Of course, fear isn’t always a bad thing. It’s that which keeps us on our toes in many situations that require us to be really switched on. So when do you know your fear has become counterproductive? What can you do about it?
What are you scared of?
Perhaps the most common career fear is a fear of failure. Most of us experience this at various points in our lives, it’s pretty normal, – after all, we generally prefer to succeed in life than fail. However, a fear of failure has the potential to become so crippling that progress in your career is stunted. It can be easy to become bedded into your comfort zone, making the prospect of stepping outside it a frightening one. Giving into this fear will mean you pass up opportunities that could take you further in your professional life.
So how do you deal with a fear of failure?
Don’t be afraid to make a mistake
A great habit to get into is to embrace your mistakes. Get into the right mindset about them – they happen, everyone makes them from time to time, you are not infallible and no one expects you to be, not even your boss. However, when mistakes happen, own them – fix the problem, learn from it and move on. You’ll soon find that they aren’t nearly as frightening as you thought. Some of the greatest successes have been borne out of huge mistakes. That’s not to say you shouldn’t be careful, especially in sensitive tasks, but don’t let the fear of making a mistake preoccupy you.
Don’t be afraid to ask for help
The prospect of asking for help makes many people feel that they’re presenting themselves as incompetent. Asking for help does not mean you’re incapable of doing your job. It does not mean you’re a weak link in the company. It simply means you could do with a hand.
Think about many people have come to you during your working life and asked for help with something. Did you immediately see them as incompetent? No. They were just asking for some help from a valued colleague and it probably made you feel pretty good about yourself. Asking for help and providing help is a very positive exchange in the workplace. You work as part of a team when you belong to a company, so take advantage of that fact – help others when they need it and lean back on them when you could do with some help yourself.
Don’t be afraid to say no
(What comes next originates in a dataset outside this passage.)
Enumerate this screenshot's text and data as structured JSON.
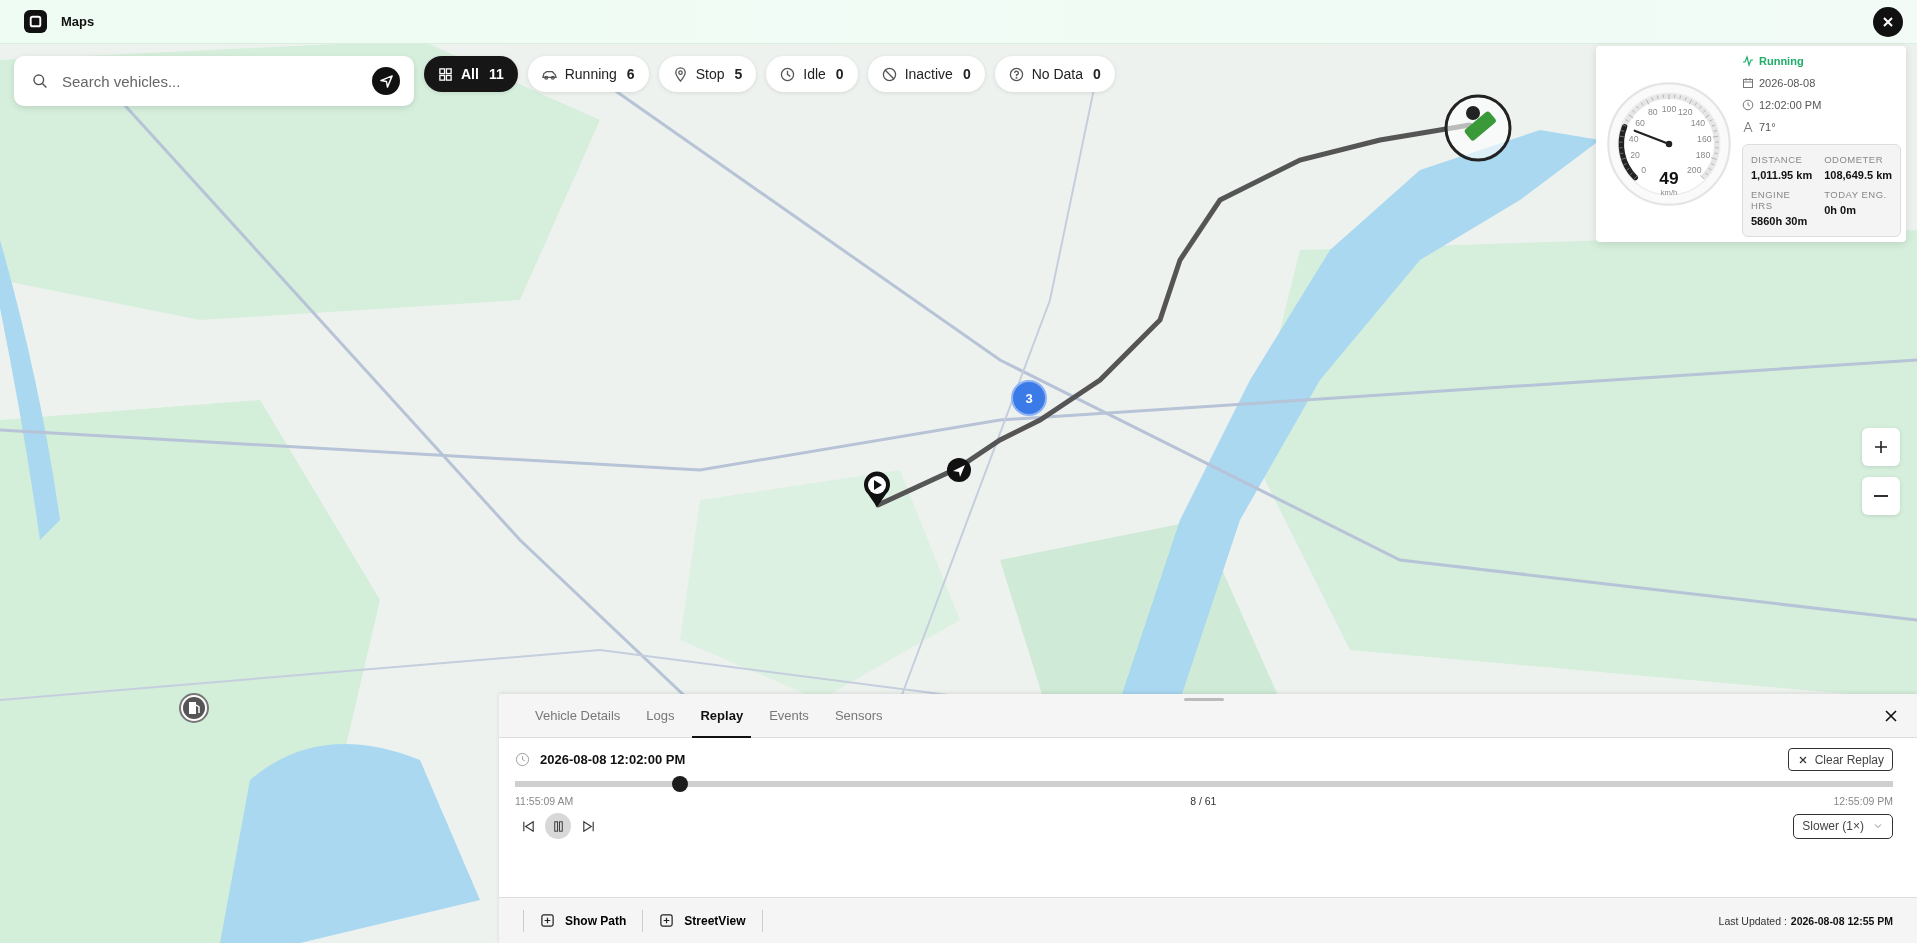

A pretty surefire way to risk coming unstuck at work and making a lot of your fears become reality is to bite off more than you can chew. Sometimes, this means you need to decline to do work that someone has asked you to. This can be difficult when someone of seniority is the one with the request. They’re important, so you may feel obliged to say yes, but what if you genuinely have no time to do the extra work they’re asking of you? This may be a time you need to say no, but make sure to do it the right way. Don’t give an outright ‘no’. Explain your position – tell them why you’d struggle to get it done. You might not get out of it completely, but maybe the deadline can stretch or someone else can take on some of it as well as you. If you level with whoever is asking, there won’t be any bad feeling about having declined, so don’t be afraid to do just that.
Career fear can be a huge obstacle to progressing professionally, so take control of it and don’t let it hold you back.